|Problems? Is your data what you think it is?|
Pmdev documentationby ELISHEVA (Prior)
|on Aug 05, 2009 at 06:10 UTC||Need Help??|
ELISHEVA has raised the following topic:
Recently I compiled an annotated list of all of the database tables used by the PerlMonks website (see PerlMonks Data Model). bobf has expressed an interest in collaborating on it with me and I think that is a wonderful idea. In fact, we'd like it if we had an entire collection of pages that pmdev's could add remove, and edit as a group without godly intervention.
As anyone who checks the data model on my extra scratchpad will note, it is nearly at the 64K limit and there is still much information to add. It badly needs to be broken up into subsections, each with their own page. And of course those pages need to be communally edited. It would be even better if (a) we could see an edit history of all edits with undo, redo ability (b) we could assign pages to multiple categories and have category lists auto-generated (a la mediawiki). We have found both those features extremely useful on large collaborative documentation projects (including the mediawiki documentation itself!).
A collaborative environment for pmdev documentation could also be used for much more than just the annotated data model on my extra scratchpad. The documentation for pmdev is scattered in many places, including the wayback machine. A collaborative documentation environment would let us consolidate the existing documentation into an internally consistent corpus and make it easier to keep it up to date.
The ideal environment for collaborative pmdev documentation may require some work. In the meantime, bobf and I are eager to get to work and we already have some things that come pretty close to what we need. As an initial first step, we were wondering if we could copy the infrastructure used by SiteDocClan to create a set of internal pmdev documentation parallel to the public site documentation?
This would involve creating the following new nodetypes:
Using existing infrastructure also has another advantage. As we begin working on documentation together, our ideas about what we really need will take a firmer form.
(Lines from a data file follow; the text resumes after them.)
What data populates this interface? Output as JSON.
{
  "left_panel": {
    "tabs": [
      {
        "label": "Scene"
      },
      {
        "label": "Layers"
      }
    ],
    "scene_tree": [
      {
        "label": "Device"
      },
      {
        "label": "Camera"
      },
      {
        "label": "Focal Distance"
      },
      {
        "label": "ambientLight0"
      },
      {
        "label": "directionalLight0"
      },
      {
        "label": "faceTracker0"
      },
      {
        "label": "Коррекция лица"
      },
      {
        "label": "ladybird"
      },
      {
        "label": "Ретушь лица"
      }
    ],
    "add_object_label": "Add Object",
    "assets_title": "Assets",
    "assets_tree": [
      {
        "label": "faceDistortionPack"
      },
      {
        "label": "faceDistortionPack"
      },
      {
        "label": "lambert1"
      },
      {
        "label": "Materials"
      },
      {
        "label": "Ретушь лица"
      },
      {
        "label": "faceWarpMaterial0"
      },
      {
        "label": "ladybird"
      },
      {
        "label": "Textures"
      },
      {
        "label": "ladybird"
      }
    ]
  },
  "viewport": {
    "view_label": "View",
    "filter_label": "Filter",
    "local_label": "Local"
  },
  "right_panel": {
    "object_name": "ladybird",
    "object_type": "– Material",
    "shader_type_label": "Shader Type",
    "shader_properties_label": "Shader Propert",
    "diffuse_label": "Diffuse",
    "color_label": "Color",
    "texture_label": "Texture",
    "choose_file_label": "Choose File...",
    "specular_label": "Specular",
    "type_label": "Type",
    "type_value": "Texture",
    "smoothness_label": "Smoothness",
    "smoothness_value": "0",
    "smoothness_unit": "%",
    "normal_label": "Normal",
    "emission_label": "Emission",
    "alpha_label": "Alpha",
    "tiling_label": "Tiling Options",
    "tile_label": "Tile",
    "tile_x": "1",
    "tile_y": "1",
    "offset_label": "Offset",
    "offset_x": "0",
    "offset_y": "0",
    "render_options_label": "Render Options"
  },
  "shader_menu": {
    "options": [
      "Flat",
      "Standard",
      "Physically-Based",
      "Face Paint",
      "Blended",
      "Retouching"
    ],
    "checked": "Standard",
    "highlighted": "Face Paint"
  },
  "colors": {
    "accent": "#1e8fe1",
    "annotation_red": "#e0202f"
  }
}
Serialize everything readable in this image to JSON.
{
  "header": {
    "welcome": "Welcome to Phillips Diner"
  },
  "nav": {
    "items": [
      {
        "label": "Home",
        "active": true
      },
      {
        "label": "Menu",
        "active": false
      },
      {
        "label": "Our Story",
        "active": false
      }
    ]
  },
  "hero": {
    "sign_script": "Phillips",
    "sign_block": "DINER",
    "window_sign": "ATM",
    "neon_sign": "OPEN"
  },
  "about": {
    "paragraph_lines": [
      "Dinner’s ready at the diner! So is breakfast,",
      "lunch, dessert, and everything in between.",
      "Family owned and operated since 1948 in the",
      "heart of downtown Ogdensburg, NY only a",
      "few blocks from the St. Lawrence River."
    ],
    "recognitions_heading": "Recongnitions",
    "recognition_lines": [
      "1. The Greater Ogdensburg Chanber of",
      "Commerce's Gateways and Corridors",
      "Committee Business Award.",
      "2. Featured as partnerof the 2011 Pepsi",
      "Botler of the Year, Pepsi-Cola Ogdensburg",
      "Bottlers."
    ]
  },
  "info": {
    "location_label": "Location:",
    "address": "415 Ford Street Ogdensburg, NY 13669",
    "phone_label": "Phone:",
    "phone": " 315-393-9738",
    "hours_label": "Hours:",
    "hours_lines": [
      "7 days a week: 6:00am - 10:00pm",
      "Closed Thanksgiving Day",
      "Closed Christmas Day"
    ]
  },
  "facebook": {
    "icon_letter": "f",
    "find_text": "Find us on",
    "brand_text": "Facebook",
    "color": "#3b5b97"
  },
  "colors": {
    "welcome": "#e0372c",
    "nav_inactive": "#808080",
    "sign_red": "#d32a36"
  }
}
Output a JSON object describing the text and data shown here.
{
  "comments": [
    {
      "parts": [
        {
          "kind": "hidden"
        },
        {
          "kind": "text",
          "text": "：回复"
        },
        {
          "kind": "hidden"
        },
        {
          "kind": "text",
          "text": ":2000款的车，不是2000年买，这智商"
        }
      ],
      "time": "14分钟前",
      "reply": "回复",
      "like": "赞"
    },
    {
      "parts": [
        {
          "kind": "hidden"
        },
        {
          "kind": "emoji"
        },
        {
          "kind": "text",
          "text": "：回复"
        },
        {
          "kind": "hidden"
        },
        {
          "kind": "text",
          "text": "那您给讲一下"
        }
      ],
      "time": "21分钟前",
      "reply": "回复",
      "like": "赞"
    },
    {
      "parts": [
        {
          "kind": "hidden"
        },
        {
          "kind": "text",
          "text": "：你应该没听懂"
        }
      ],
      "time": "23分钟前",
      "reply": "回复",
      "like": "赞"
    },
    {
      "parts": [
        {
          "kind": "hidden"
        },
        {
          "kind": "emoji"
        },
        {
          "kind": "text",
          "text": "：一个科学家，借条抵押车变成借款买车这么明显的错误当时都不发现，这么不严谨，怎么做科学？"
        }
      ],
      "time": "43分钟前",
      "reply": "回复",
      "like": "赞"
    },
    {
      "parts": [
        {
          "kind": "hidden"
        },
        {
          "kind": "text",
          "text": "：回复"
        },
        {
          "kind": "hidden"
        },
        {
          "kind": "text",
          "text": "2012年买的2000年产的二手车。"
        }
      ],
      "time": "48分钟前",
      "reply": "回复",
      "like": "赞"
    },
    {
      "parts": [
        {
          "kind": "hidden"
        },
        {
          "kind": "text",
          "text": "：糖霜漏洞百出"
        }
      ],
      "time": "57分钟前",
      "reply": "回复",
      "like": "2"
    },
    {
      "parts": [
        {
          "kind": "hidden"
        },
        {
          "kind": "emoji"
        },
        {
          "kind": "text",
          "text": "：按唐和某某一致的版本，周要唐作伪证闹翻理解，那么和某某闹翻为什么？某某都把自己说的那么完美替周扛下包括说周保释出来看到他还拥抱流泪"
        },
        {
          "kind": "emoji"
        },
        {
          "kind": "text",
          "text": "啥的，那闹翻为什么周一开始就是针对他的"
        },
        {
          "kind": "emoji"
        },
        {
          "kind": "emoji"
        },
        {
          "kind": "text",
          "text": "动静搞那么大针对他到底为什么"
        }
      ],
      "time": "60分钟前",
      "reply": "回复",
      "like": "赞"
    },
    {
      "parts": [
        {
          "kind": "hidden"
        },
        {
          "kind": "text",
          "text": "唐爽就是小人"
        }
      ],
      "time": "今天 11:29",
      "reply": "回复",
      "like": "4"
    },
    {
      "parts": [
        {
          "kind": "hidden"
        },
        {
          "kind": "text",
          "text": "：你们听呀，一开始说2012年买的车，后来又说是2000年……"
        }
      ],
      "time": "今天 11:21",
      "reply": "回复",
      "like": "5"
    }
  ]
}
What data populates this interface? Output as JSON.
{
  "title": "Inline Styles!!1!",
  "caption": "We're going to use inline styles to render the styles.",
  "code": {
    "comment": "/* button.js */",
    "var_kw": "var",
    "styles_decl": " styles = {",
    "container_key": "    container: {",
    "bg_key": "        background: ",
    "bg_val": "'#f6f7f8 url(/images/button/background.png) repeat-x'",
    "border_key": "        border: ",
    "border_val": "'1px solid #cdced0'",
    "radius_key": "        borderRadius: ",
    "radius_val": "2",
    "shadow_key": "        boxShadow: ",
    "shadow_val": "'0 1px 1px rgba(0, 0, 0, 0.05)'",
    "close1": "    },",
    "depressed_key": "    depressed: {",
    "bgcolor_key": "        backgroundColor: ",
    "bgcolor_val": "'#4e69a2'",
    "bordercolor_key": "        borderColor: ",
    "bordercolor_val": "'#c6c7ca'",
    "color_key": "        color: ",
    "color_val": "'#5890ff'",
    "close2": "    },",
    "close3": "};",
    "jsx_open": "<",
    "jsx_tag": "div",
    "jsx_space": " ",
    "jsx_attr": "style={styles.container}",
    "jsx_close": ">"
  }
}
Once we have more experience working together, we can reopen the issue and discuss requirements with more clarity.
Best, beth and bobf